Lifts: Lifts are used to raise the wheelchair up and into the vehicle. Lifts can come with all sorts of features and control mechanisms. The automation of a lift makes it more expensive than a ramp. Below is a list of some of the features lifts can come with. Depending on your needs, a lift may be a better alternative than a ramp entry.

  • Roll stops can be automatic or electric. These roll stops ensure the wheelchair remains in place during vehicle operation.
  • Bridging mechanisms allow users to safely board the vehicle from inclines or sidewalks.
  • Hand held, on-lift and remote controls assist with lift operations.
  • In the case of power failure, lifts often have back up manual pump systems so you can continue to enter/exit your vehicle.

Minivans: Minivans make fantastic wheelchair accessible vehicles, particularly if the primary function of your car is to transport someone with a disability. Wheelchair accessible minivans have plenty of room, offer economical gas mileage and are easy to drive/park.

  • Side-entry minivan: These are typically used for people in wheelchairs who plan to be the primary driver.
  • Rear-entry vehicles: These are typically used for a person in a wheelchair with a caregiver/driver.

Ramps: In-floor and fold-out ramps are simply an incline connecting the van to the ground, providing an entry point for the wheelchair. They are fairly basic and much less expensive than lifts. They are also portable. Below are descriptions of several different types of ramps:

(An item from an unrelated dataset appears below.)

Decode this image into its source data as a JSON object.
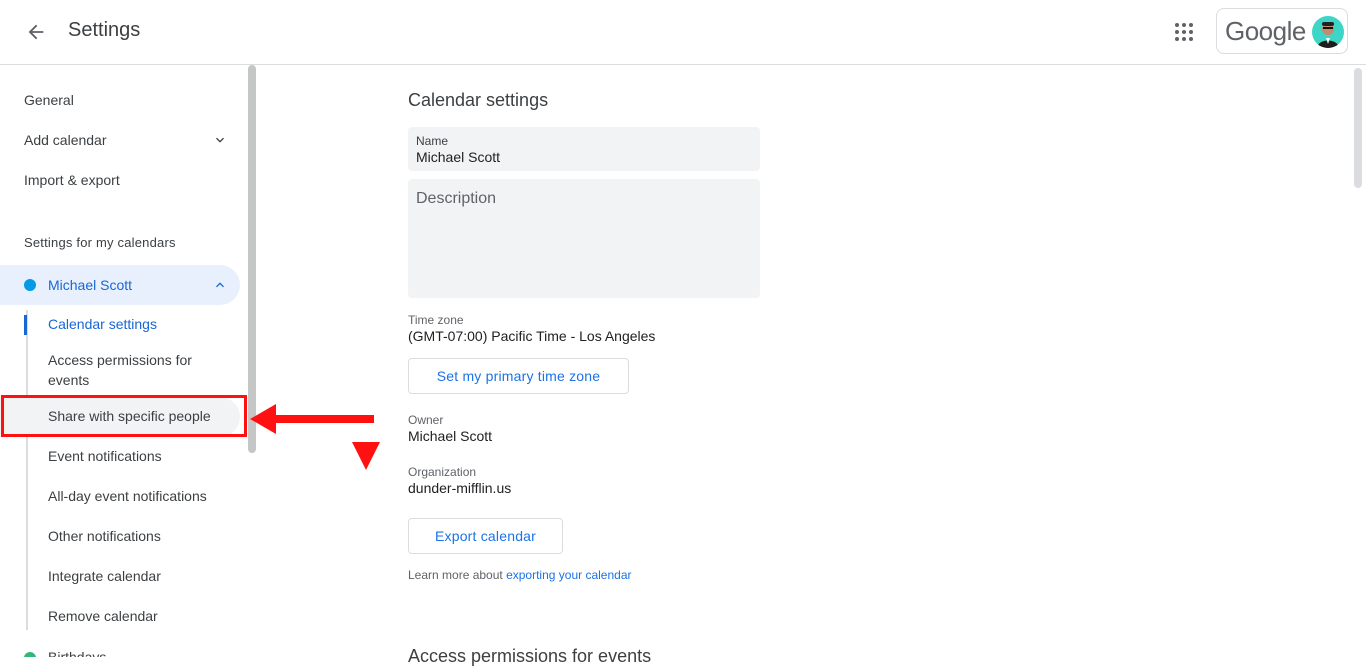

  • Basic ramps: Light in weight and not mechanical. They are easy to fold up, and take up minimal space. A driver, caregiver or attendant can easily extend them for the wheelchair user. Many people favor these ramps because they rarely need expensive maintenance.
  • Chanel or track wheelchair ramps: These ramps provide channels for each side of a wheelchair. They can hold up to 600 pounds. Bumpers on each side of the ramp keep the wheelchair on track.
  • Platform access ramps: Platform access ramps are essentially heavier duty ramps. They can hold larger weight than more basic ramps.
  • Roll-up ramps: Roll-up ramps can be easily stored in a bag and fit in a trunk or under a seat.

Steering aids: These are specifically designed for quadriplegics. Steering aids allow the driver to use minimal effort for steering. Here are several types of steering aids.

  • Foot steering controls: Foot steering controls transfer the hand control to foot operation.
  • Steering column extensions: Steering column extensions bring the steering wheel closer to the wheelchair driver. They also provide extra legroom.
  • Low-effort and Zero-effort steering: Low and zero effort steering reduce the amount of strength needed for the driver to command the vehicle.
  • Steering forks: These are designed for people with a lowered ability to grip the steering wheel.

Keep this list of key terms handy next time you are browsing for a new or used mobility van. There are so many features and specific amenities available. Making sure you know exactly what you need, and what you don’t, can save you lots of money and headaches!

Continue reading for more advice on finding the perfect mobility van for your needs.